In many Korean public schools, there is not a team of janitors cruising the halls cleaning up after kids. In most cases, the kids and teachers are responsible for cleaning. If you were to look in a closet or corner of many Korean classrooms, you will see brooms and dust bins. At the end of the day, the kids will pick-up the brooms and clean their own mess up. I like the idea. It teaches them some responsibility and gives them a sense of propriety. With the kids being largely responsible for cleaning the rooms, that really limits the need for janitors, so usually the maintenance crew doubles as bathroom janitors. I feel like this arrangement leads to an increase of bathroom related messiness.
Maybe I'm wrong. Maybe I was a rare case, but since I knew who the janitor was, I felt a little guilty about trashing the bathrooms. I'm sure I misfired many times and perhaps they were intentional, but in most cases, knowing the janitor's face was enough to deter me. (That, or my memory is so jaded that I create false realities to make myself feel better.)
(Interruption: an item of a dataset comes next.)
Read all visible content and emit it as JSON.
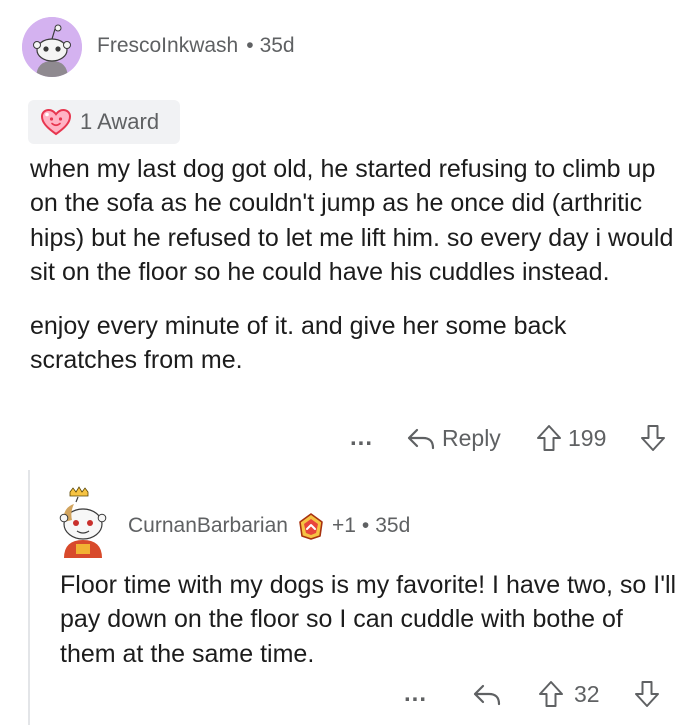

As mentioned by the questioner, finding toilet paper in school bathrooms can be rare. I have seen plenty of bathrooms with toilet paper dispensers on the wall next to the sinks, but have yet to be in a public school restroom where each individual stall had toilet paper. I have also yet to find myself in a stall where I didn't see remnants of poop on the floor, partition or door handle. It's not a coincidence. This is pretty cut and dry. If there isn't toilet paper available, people improvise. I've had to do some pretty bad things when I have found myself in a similar situation. We all have. I remember being in Jongno two years ago for the New Years Eve countdown. I had to poop so bad and left minutes before the "ball dropped" only to find myself in a bathroom with no toilet paper. Let's just say it was a bit drafty for the rest of the night.
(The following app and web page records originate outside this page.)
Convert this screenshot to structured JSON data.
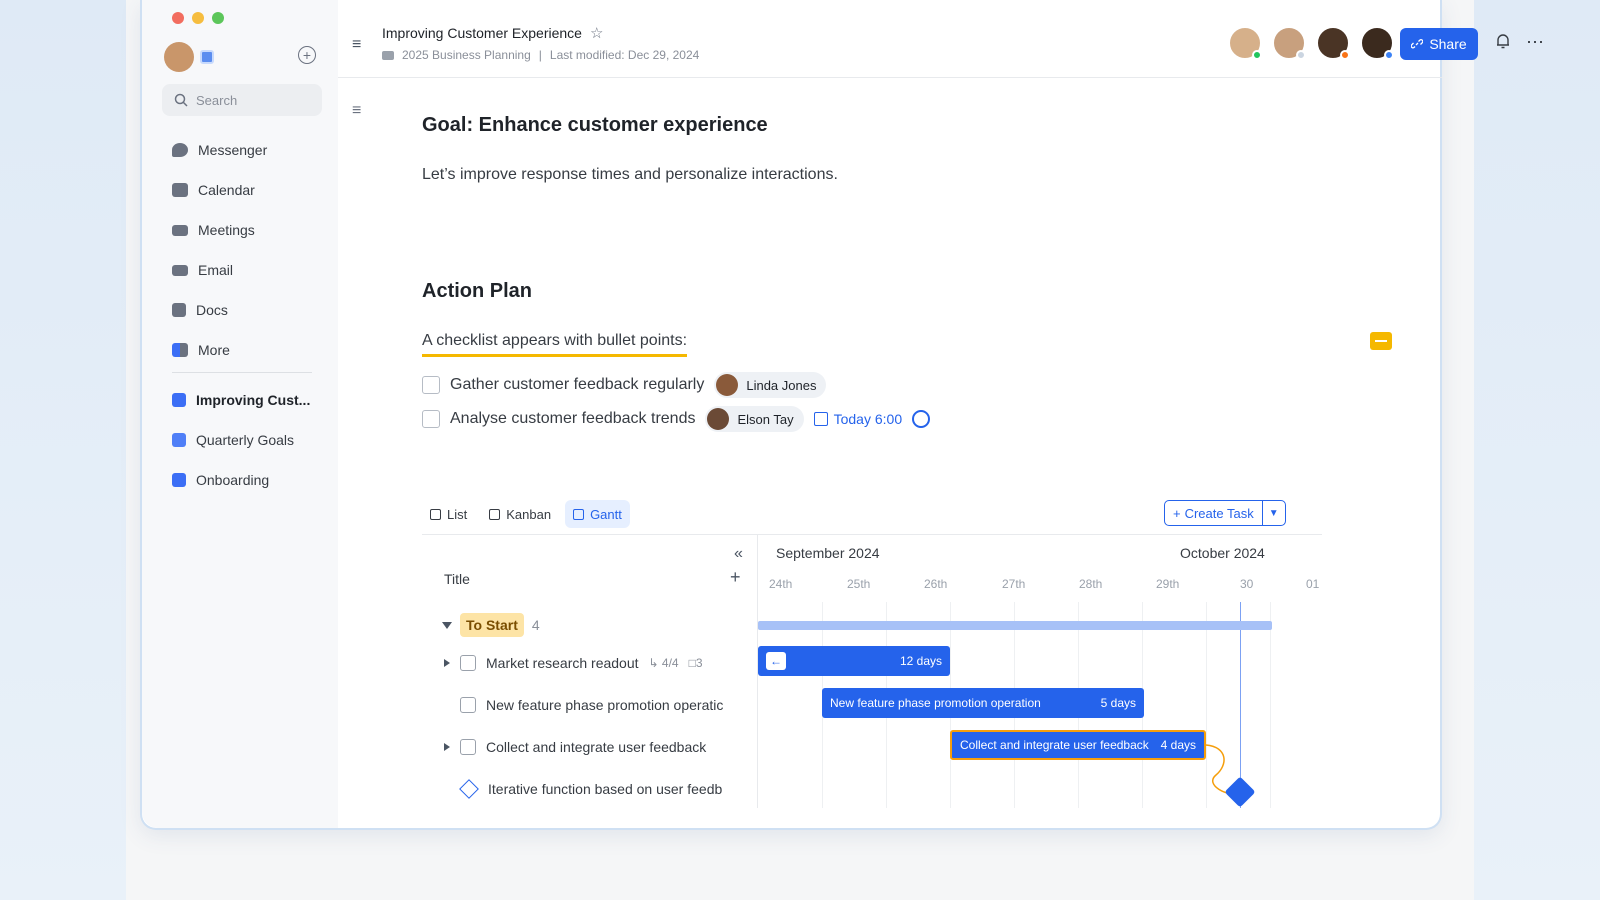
{
  "window": {
    "traffic_colors": [
      "#f26d5f",
      "#f6bd3f",
      "#5cc65a"
    ]
  },
  "sidebar": {
    "search_placeholder": "Search",
    "nav": [
      {
        "label": "Messenger",
        "icon": "messenger-icon"
      },
      {
        "label": "Calendar",
        "icon": "calendar-icon"
      },
      {
        "label": "Meetings",
        "icon": "meetings-icon"
      },
      {
        "label": "Email",
        "icon": "email-icon"
      },
      {
        "label": "Docs",
        "icon": "docs-icon"
      },
      {
        "label": "More",
        "icon": "more-icon"
      }
    ],
    "docs": [
      {
        "label": "Improving Cust...",
        "color": "#3b6ef5"
      },
      {
        "label": "Quarterly Goals",
        "color": "#4f7ff7"
      },
      {
        "label": "Onboarding",
        "color": "#3b6ef5"
      }
    ]
  },
  "header": {
    "title": "Improving Customer Experience",
    "folder": "2025 Business Planning",
    "separator": "|",
    "modified": "Last modified: Dec 29, 2024",
    "share_label": "Share",
    "more_glyph": "⋯",
    "collaborators": [
      {
        "color": "#d6b08a",
        "status": "#22c55e"
      },
      {
        "color": "#c8a07e",
        "status": "#cbd5e1"
      },
      {
        "color": "#4a3425",
        "status": "#f97316"
      },
      {
        "color": "#3b2a1e",
        "status": "#3b82f6"
      }
    ]
  },
  "doc": {
    "goal_title": "Goal: Enhance customer experience",
    "goal_text": "Let’s improve response times and personalize interactions.",
    "action_title": "Action Plan",
    "checklist_intro": "A checklist appears with bullet points:",
    "checklist": [
      {
        "text": "Gather customer feedback regularly",
        "person": "Linda Jones",
        "avatar": "#8a5a3a"
      },
      {
        "text": "Analyse customer feedback trends",
        "person": "Elson Tay",
        "avatar": "#6b4a36",
        "due": "Today 6:00"
      }
    ]
  },
  "views": {
    "tabs": [
      {
        "label": "List"
      },
      {
        "label": "Kanban"
      },
      {
        "label": "Gantt"
      }
    ],
    "active": "Gantt",
    "create_task": "Create Task"
  },
  "gantt": {
    "title_header": "Title",
    "months": [
      "September 2024",
      "October 2024"
    ],
    "days": [
      "24th",
      "25th",
      "26th",
      "27th",
      "28th",
      "29th",
      "30",
      "01"
    ],
    "group": {
      "label": "To Start",
      "count": "4"
    },
    "tasks": [
      {
        "title": "Market research readout",
        "subtasks": "4/4",
        "comments": "3",
        "bar_label": "",
        "duration": "12 days"
      },
      {
        "title": "New feature phase promotion operatic",
        "bar_label": "New feature phase promotion operation",
        "duration": "5 days"
      },
      {
        "title": "Collect and integrate user feedback",
        "bar_label": "Collect and integrate user feedback",
        "duration": "4 days"
      },
      {
        "title": "Iterative function based on user feedb"
      }
    ]
  }
}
In general, a bathroom is not a particularly clean place, but I think Korea could be doing a better job. Getting rid of the stall trashcans is a start, but putting toilet paper in each school bathroom stall is a definite must. Once those are accomplished, I guarantee that we'll see some improvements. You know it's a bad sign when school bathrooms are dirtier than Han River park bathrooms.
Of course, this entire post was about the men's bathrooms. How about women's? Are they sparkling?